The charm of batik prints lies in each piece being an individualistic creation. The artist can give a full shape to his idea of designs, since in this art continuity of designs is maintained.

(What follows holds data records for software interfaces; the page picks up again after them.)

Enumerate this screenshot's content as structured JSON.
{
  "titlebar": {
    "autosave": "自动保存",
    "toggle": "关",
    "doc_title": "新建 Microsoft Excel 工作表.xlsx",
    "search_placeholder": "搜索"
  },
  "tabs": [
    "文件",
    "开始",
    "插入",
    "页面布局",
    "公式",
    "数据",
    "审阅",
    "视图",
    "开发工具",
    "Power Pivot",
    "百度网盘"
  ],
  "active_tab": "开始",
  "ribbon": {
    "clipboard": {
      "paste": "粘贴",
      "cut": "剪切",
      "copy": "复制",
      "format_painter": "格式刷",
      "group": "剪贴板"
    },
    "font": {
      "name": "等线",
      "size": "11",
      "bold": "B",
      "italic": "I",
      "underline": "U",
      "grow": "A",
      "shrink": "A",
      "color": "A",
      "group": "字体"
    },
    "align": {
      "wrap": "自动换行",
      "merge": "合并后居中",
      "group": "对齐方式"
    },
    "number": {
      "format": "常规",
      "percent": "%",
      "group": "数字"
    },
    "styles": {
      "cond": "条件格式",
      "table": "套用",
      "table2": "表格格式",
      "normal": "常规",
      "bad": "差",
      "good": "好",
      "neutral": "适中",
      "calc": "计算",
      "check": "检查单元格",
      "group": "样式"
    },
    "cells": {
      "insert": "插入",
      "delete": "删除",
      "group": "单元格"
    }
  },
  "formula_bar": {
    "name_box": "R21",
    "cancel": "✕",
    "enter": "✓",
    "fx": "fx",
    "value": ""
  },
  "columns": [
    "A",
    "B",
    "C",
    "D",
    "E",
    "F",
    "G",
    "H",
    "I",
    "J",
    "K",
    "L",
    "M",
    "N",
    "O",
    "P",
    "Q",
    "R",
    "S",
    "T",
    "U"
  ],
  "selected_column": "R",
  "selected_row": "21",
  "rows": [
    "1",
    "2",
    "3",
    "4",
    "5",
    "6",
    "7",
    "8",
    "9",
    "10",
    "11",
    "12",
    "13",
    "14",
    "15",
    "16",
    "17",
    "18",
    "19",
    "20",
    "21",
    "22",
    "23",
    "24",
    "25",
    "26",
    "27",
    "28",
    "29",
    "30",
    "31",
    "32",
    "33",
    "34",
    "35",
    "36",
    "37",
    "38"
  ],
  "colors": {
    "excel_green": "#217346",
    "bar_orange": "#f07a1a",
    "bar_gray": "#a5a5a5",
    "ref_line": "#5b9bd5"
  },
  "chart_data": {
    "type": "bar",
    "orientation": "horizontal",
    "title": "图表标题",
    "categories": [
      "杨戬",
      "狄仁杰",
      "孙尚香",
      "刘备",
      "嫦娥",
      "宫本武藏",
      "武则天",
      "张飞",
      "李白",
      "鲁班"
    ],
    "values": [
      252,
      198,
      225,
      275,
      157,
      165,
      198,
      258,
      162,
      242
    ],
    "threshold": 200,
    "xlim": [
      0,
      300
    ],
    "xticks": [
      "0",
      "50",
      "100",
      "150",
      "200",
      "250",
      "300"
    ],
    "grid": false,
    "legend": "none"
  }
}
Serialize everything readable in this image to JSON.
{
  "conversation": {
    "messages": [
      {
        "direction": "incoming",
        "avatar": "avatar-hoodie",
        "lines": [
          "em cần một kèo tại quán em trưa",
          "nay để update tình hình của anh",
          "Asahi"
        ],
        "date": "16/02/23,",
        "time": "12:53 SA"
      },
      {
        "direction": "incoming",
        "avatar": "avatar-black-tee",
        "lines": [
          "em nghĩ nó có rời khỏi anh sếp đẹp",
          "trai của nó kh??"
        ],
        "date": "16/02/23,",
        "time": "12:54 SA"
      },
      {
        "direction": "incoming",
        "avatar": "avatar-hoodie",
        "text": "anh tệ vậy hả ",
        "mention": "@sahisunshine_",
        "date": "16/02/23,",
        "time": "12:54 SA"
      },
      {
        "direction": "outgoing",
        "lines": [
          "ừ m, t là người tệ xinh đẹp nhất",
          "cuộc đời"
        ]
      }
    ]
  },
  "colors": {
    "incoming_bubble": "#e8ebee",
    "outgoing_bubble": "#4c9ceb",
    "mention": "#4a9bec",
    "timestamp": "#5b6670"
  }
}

Batik is a resist-dye process, universally used as one of the decorative techniques in which certain design areas are covered with a substance which will resist dyeing. After the fabric has been dyed, the resist substance is removed, leaving the colour of the fabric showing through. The dye-resisting substance most commonly associated with batik is hot wax, which usually consists of paraffin, beeswax and some resin melted together. The successive colour applications should be borne in mind when planning and designing a multi-colour batik.Very few pieces of equipment are required for the practice of this art. In its simplest form, the artist merely applies molten wax to a stretched piece of fabric with a small brush. When the wax has hardened, the piece of fabric is dyed in Azoic (napthol) cold dye bath until the proper shade is obtained. More resist is applied to retain some of the second colour and the fabric is dyed, dried and waxed again. After the dyed cloth is dried, it is placed between several sheets of heavy wrapping paper and pressed with a hot iron to remove the wax. Finally, the entire fabric is cleared of wax with boiling water and soap. As the fabric is handled in the process, the wax coating breaks up into a kind of irregular network of thin hair-like cracks through which the dye finds its way and creates involuntarily a design of its own which give the fabric a fresh quality and enhances its attractiveness.